|Rasmussen||January 26||Support 43,
|NBC News/Wall St. Journal||January 25||Support 34,
|ABC News/Wash Post||January 23||Support 47,
Despite the partisan battles that have led to near constant gridlock in the Capitol over the past few years, lawmakers ended 2013 on a positive note. Democrats and Republicans were able to overcome their differences to produce a bipartisan compromise on the federal budget, helping to alleviate the threat of another government shutdown and providing some sequestration relief. As Congress moves into 2014, this newfound bipartisanship will be put to the test when legislators must pass an omnibus appropriations bill to fund the government by January 15 and agree to raise the debt ceiling by spring.
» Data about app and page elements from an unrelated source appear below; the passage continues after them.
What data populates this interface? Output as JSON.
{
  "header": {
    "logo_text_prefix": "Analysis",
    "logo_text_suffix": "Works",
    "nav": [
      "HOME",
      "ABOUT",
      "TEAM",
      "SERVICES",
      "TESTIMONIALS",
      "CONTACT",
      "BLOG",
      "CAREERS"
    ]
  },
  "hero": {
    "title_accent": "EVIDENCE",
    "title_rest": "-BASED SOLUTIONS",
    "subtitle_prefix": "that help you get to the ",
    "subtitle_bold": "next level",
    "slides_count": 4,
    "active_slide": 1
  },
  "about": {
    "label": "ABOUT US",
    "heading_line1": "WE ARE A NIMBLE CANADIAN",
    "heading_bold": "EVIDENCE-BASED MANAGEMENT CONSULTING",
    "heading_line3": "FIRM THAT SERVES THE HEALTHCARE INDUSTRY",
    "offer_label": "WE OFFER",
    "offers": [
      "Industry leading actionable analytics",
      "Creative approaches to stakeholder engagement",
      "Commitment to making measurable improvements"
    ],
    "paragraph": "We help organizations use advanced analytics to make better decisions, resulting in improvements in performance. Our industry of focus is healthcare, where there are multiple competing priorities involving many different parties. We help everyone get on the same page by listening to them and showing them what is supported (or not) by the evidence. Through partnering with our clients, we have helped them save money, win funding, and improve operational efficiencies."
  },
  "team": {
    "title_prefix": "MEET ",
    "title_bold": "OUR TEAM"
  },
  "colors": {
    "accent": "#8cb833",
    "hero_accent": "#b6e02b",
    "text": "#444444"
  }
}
Aside from fiscal issues, Washington saw movement on healthcare issues—including proposals to permanently replace the Sustainable Growth Rate (SGR)—while progress moved at a slower pace on other key initiatives like tax reform and the Farm Bill.Continue reading
2013 will soon take its place in the history books with fireworks and strains of Auld Lang Syne.
As 2014 approaches, let’s look into our crystal ball for some predictions of what the new year may have in store…Continue reading
Genentech was named the winner of the Corporate Award for its consistent and impressive record in breakthrough research and innovation at The Economist’s Innovation Awards on Monday November 25th, 2013.
The Corporate award celebrates Genentech’s track record in research and innovation. Genentech was founded by biochemist Herbert Boyer and venture capitalist Robert Swanson in 1976. It has been a wholly owned subsidiary of the Roche Group since 2009. Widely considered the founder of the biotech industry, the company changed the face of medicine when it became the first to scale up protein-manufacturing from the small quantities used for research to the much larger quantities needed to treat patients. The firm’s achievements include the development of the first recombinant DNA medicine ever marketed, the first targeted medicine approved to treat cancer and the first medicine shown to improve vision in the most common cause of blindness in adults.
Genentech’s research scientists have earned more than 10,500 patents and brought breakthrough medicines to people with serious diseases such as cystic fibrosis, cancer, rheumatoid arthritis and stroke. Overall, it has 35 medicines on the market and at least 30 more in clinical development. In 2012, sales of Genentech’s medicines in the United States were CHF13.856 billion.